→ Exercise objective
Below are entries; write every one of them out again exactly.

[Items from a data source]
----------------
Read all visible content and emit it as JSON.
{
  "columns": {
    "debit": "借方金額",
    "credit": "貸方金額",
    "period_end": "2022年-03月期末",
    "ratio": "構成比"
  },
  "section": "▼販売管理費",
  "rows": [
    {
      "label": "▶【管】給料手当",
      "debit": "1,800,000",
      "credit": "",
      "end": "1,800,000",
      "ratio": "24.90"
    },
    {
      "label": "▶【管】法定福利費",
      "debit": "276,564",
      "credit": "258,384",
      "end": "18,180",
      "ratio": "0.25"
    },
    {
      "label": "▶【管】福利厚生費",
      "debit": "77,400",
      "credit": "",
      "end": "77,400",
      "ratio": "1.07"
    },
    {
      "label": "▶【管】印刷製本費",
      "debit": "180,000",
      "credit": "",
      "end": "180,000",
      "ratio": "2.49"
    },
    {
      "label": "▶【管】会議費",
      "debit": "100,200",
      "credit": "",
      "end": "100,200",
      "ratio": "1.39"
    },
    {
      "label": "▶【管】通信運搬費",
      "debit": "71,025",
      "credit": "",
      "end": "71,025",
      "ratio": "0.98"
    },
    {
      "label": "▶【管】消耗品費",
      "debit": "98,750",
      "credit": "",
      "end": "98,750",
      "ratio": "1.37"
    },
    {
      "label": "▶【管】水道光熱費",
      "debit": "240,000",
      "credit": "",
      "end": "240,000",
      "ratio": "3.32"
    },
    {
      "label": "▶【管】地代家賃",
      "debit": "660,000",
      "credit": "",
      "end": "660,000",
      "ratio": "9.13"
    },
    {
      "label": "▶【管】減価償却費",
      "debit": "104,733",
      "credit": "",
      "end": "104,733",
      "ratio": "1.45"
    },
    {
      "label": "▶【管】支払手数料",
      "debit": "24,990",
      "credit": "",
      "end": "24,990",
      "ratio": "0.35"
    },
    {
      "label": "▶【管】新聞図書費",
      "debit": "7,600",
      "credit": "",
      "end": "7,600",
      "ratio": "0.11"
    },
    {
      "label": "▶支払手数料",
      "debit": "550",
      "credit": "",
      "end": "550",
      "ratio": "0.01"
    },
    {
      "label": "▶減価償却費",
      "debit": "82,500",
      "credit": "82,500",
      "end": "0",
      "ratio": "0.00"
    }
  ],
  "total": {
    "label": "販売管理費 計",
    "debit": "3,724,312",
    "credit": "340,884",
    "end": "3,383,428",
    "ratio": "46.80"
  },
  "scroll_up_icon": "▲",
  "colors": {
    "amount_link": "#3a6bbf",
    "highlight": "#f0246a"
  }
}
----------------
→ Answer to this problem
Read all visible content and emit it as JSON.
{
  "columns": {
    "debit": "借方金額",
    "credit": "貸方金額",
    "period_end": "2022年-03月期末",
    "ratio": "構成比"
  },
  "section": "▼販売管理費",
  "rows": [
    {
      "label": "▶【管】給料手当",
      "debit": "1,800,000",
      "credit": "",
      "end": "1,800,000",
      "ratio": "24.90"
    },
    {
      "label": "▶【管】法定福利費",
      "debit": "276,564",
      "credit": "258,384",
      "end": "18,180",
      "ratio": "0.25"
    },
    {
      "label": "▶【管】福利厚生費",
      "debit": "77,400",
      "credit": "",
      "end": "77,400",
      "ratio": "1.07"
    },
    {
      "label": "▶【管】印刷製本費",
      "debit": "180,000",
      "credit": "",
      "end": "180,000",
      "ratio": "2.49"
    },
    {
      "label": "▶【管】会議費",
      "debit": "100,200",
      "credit": "",
      "end": "100,200",
      "ratio": "1.39"
    },
    {
      "label": "▶【管】通信運搬費",
      "debit": "71,025",
      "credit": "",
      "end": "71,025",
      "ratio": "0.98"
    },
    {
      "label": "▶【管】消耗品費",
      "debit": "98,750",
      "credit": "",
      "end": "98,750",
      "ratio": "1.37"
    },
    {
      "label": "▶【管】水道光熱費",
      "debit": "240,000",
      "credit": "",
      "end": "240,000",
      "ratio": "3.32"
    },
    {
      "label": "▶【管】地代家賃",
      "debit": "660,000",
      "credit": "",
      "end": "660,000",
      "ratio": "9.13"
    },
    {
      "label": "▶【管】減価償却費",
      "debit": "104,733",
      "credit": "",
      "end": "104,733",
      "ratio": "1.45"
    },
    {
      "label": "▶【管】支払手数料",
      "debit": "24,990",
      "credit": "",
      "end": "24,990",
      "ratio": "0.35"
    },
    {
      "label": "▶【管】新聞図書費",
      "debit": "7,600",
      "credit": "",
      "end": "7,600",
      "ratio": "0.11"
    },
    {
      "label": "▶支払手数料",
      "debit": "550",
      "credit": "",
      "end": "550",
      "ratio": "0.01"
    },
    {
      "label": "▶減価償却費",
      "debit": "82,500",
      "credit": "82,500",
      "end": "0",
      "ratio": "0.00"
    }
  ],
  "total": {
    "label": "販売管理費 計",
    "debit": "3,724,312",
    "credit": "340,884",
    "end": "3,383,428",
    "ratio": "46.80"
  },
  "scroll_up_icon": "▲",
  "colors": {
    "amount_link": "#3a6bbf",
    "highlight": "#f0246a"
  }
}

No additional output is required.